“Music is very spiritual; it has the power to bring people together.” Edgar Winter
Music is good for the soul and a path to wellness. Engaging with music can reduce anxiety, blood pressure and pain, as well as age-related cognitive decline. Music stirs emotions that can improve sleep quality and is a powerful regulator of mood.
‘If you want to keep your brain engaged throughout the aging process, listening to or playing music is a great tool. It provides a total brain workout.”
Music: Food for the soul and the brain
Listening to music improves concentration, cognition and memory, and can have a beneficial effect on brain chemicals such as dopamine, which is linked to feelings of pleasure, and oxytocin, the so-called “love hormone.” According to Johns Hopkins Health—”There are few things that stimulate the brain the way music does. If you want to keep your brain engaged throughout the aging process, listening to or playing music is a great tool. It provides a total brain workout.”
And best of all, music can bring people together.
Get Musical – and Get Social
Want to get social and meet people? Across cultures and age groups, music brings people together and builds social connections. And even better, there are dozens, if not hundreds, of ways to connect with others musically.
Singing in a Group
Many communities have chorale groups, community choruses and church choirs, and offer music lessons of all kinds. Encore Creativity for Older Adults features chorale groups in six states and Washington D.C. that welcome singers of all experience levels.
The 92nd Street Y School of Music in NYC offers group singing opportunities for older adults including Broadway and American Standards Sing-In and the Broadway at 92NY Chorus (no experience needed). The Brooklyn Community Chorus is open to anyone who loves to sing.
…Or going solo
Karaoke is fun and a great way to meet people. Seniors Got Talent offers karaoke aplenty, for a $25 annual membership that allows access to all NYC Parks Recreation Centers in the 5 boroughs. Karaoke is offered in bars and venues across the region. Some are more age friendly than others, like the Senior Karaoke Program in Oyster Bay, Long Island.

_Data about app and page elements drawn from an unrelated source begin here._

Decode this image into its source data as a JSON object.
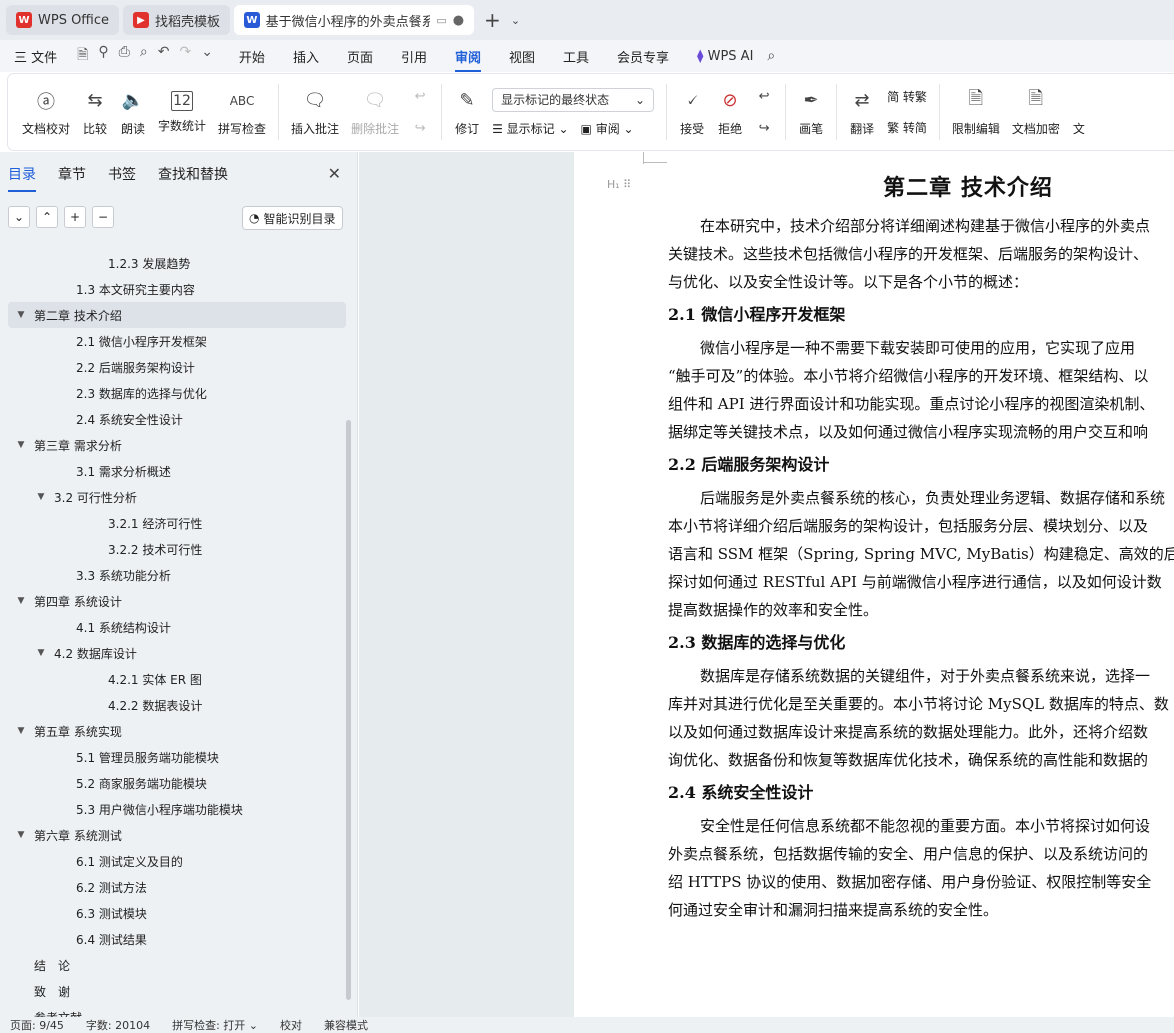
{
  "tabs": {
    "home": "WPS Office",
    "templates": "找稻壳模板",
    "doc": "基于微信小程序的外卖点餐系"
  },
  "menu": {
    "file": "三 文件",
    "items": [
      "开始",
      "插入",
      "页面",
      "引用",
      "审阅",
      "视图",
      "工具",
      "会员专享"
    ],
    "ai": "WPS AI"
  },
  "ribbon": {
    "proofread": "文档校对",
    "compare": "比较",
    "read": "朗读",
    "wordcount": "字数统计",
    "spell": "拼写检查",
    "insert_comment": "插入批注",
    "delete_comment": "删除批注",
    "revise": "修订",
    "markup_state": "显示标记的最终状态",
    "show_markup": "显示标记",
    "review": "审阅",
    "accept": "接受",
    "reject": "拒绝",
    "pen": "画笔",
    "translate": "翻译",
    "to_traditional": "简 转繁",
    "to_simplified": "繁 转简",
    "restrict": "限制编辑",
    "encrypt": "文档加密",
    "more": "文"
  },
  "sidebar": {
    "tabs": [
      "目录",
      "章节",
      "书签",
      "查找和替换"
    ],
    "smart": "智能识别目录",
    "toc": [
      {
        "t": "1.2.3 发展趋势",
        "lvl": 3,
        "tri": ""
      },
      {
        "t": "1.3 本文研究主要内容",
        "lvl": 2,
        "tri": ""
      },
      {
        "t": "第二章 技术介绍",
        "lvl": 1,
        "tri": "▼",
        "sel": true
      },
      {
        "t": "2.1 微信小程序开发框架",
        "lvl": 2,
        "tri": ""
      },
      {
        "t": "2.2 后端服务架构设计",
        "lvl": 2,
        "tri": ""
      },
      {
        "t": "2.3 数据库的选择与优化",
        "lvl": 2,
        "tri": ""
      },
      {
        "t": "2.4 系统安全性设计",
        "lvl": 2,
        "tri": ""
      },
      {
        "t": "第三章 需求分析",
        "lvl": 1,
        "tri": "▼"
      },
      {
        "t": "3.1 需求分析概述",
        "lvl": 2,
        "tri": ""
      },
      {
        "t": "3.2 可行性分析",
        "lvl": 2,
        "tri": "▼"
      },
      {
        "t": "3.2.1 经济可行性",
        "lvl": 3,
        "tri": ""
      },
      {
        "t": "3.2.2 技术可行性",
        "lvl": 3,
        "tri": ""
      },
      {
        "t": "3.3 系统功能分析",
        "lvl": 2,
        "tri": ""
      },
      {
        "t": "第四章 系统设计",
        "lvl": 1,
        "tri": "▼"
      },
      {
        "t": "4.1 系统结构设计",
        "lvl": 2,
        "tri": ""
      },
      {
        "t": "4.2 数据库设计",
        "lvl": 2,
        "tri": "▼"
      },
      {
        "t": "4.2.1 实体 ER 图",
        "lvl": 3,
        "tri": ""
      },
      {
        "t": "4.2.2 数据表设计",
        "lvl": 3,
        "tri": ""
      },
      {
        "t": "第五章 系统实现",
        "lvl": 1,
        "tri": "▼"
      },
      {
        "t": "5.1 管理员服务端功能模块",
        "lvl": 2,
        "tri": ""
      },
      {
        "t": "5.2 商家服务端功能模块",
        "lvl": 2,
        "tri": ""
      },
      {
        "t": "5.3 用户微信小程序端功能模块",
        "lvl": 2,
        "tri": ""
      },
      {
        "t": "第六章 系统测试",
        "lvl": 1,
        "tri": "▼"
      },
      {
        "t": "6.1 测试定义及目的",
        "lvl": 2,
        "tri": ""
      },
      {
        "t": "6.2 测试方法",
        "lvl": 2,
        "tri": ""
      },
      {
        "t": "6.3 测试模块",
        "lvl": 2,
        "tri": ""
      },
      {
        "t": "6.4 测试结果",
        "lvl": 2,
        "tri": ""
      },
      {
        "t": "结　论",
        "lvl": 1,
        "tri": ""
      },
      {
        "t": "致　谢",
        "lvl": 1,
        "tri": ""
      },
      {
        "t": "参考文献",
        "lvl": 1,
        "tri": ""
      }
    ]
  },
  "doc": {
    "title": "第二章 技术介绍",
    "intro": [
      "在本研究中，技术介绍部分将详细阐述构建基于微信小程序的外卖点",
      "关键技术。这些技术包括微信小程序的开发框架、后端服务的架构设计、",
      "与优化、以及安全性设计等。以下是各个小节的概述："
    ],
    "h21": "2.1  微信小程序开发框架",
    "p21": [
      "微信小程序是一种不需要下载安装即可使用的应用，它实现了应用",
      "“触手可及”的体验。本小节将介绍微信小程序的开发环境、框架结构、以",
      "组件和 API 进行界面设计和功能实现。重点讨论小程序的视图渲染机制、",
      "据绑定等关键技术点，以及如何通过微信小程序实现流畅的用户交互和响"
    ],
    "h22": "2.2  后端服务架构设计",
    "p22": [
      "后端服务是外卖点餐系统的核心，负责处理业务逻辑、数据存储和系统",
      "本小节将详细介绍后端服务的架构设计，包括服务分层、模块划分、以及",
      "语言和 SSM 框架（Spring, Spring MVC, MyBatis）构建稳定、高效的后端",
      "探讨如何通过 RESTful API 与前端微信小程序进行通信，以及如何设计数",
      "提高数据操作的效率和安全性。"
    ],
    "h23": "2.3  数据库的选择与优化",
    "p23": [
      "数据库是存储系统数据的关键组件，对于外卖点餐系统来说，选择一",
      "库并对其进行优化是至关重要的。本小节将讨论 MySQL 数据库的特点、数",
      "以及如何通过数据库设计来提高系统的数据处理能力。此外，还将介绍数",
      "询优化、数据备份和恢复等数据库优化技术，确保系统的高性能和数据的"
    ],
    "h24": "2.4  系统安全性设计",
    "p24": [
      "安全性是任何信息系统都不能忽视的重要方面。本小节将探讨如何设",
      "外卖点餐系统，包括数据传输的安全、用户信息的保护、以及系统访问的",
      "绍 HTTPS 协议的使用、数据加密存储、用户身份验证、权限控制等安全",
      "何通过安全审计和漏洞扫描来提高系统的安全性。"
    ]
  },
  "status": {
    "page": "页面: 9/45",
    "words": "字数: 20104",
    "spell": "拼写检查: 打开",
    "proof": "校对",
    "compat": "兼容模式"
  }
}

Attending concerts and music festivals is a great way to meet people while also experiencing the joys of music. The Brooklyn Folk Festival is awesome, and if you volunteer you get in free. SummerStage free concerts offer everything from afro-punk, Latin jazz, soul, hip-hop and avant-garde to rock and roll, and take place in Central Park, Marcus Garvey Park in Harlem, Coney Island’s Amphitheater and other locations across the 5 boroughs. If you prefer classical music, there’s no shortage of free concerts and recitals.
Music and Seniors
Lots of organizations bring great music to senior living communities, nursing homes, community centers and other locations—you can experience music with your peers in comfortable and familiar settings. These include Music for Seniors, Concerts in Motion, Sing for your Seniors, and M.U.S.I.C. Project.
So whether you’re a participant or an audience, a shower singer or a trained performer, there’s bound to be a way to enjoy music and meet new people.
How about you? Are you musically inclined? Play an instrument? Love to sing? Share your story in the comments!
Since moving to New York City 10 years ago, David Biederman has worked in the nonprofit sector, and currently serves as Communications Specialist for OATS (Older Adults Technology Services). A longtime journalist, David most recently worked for the Journal of Commerce and other publications in the B2B sector.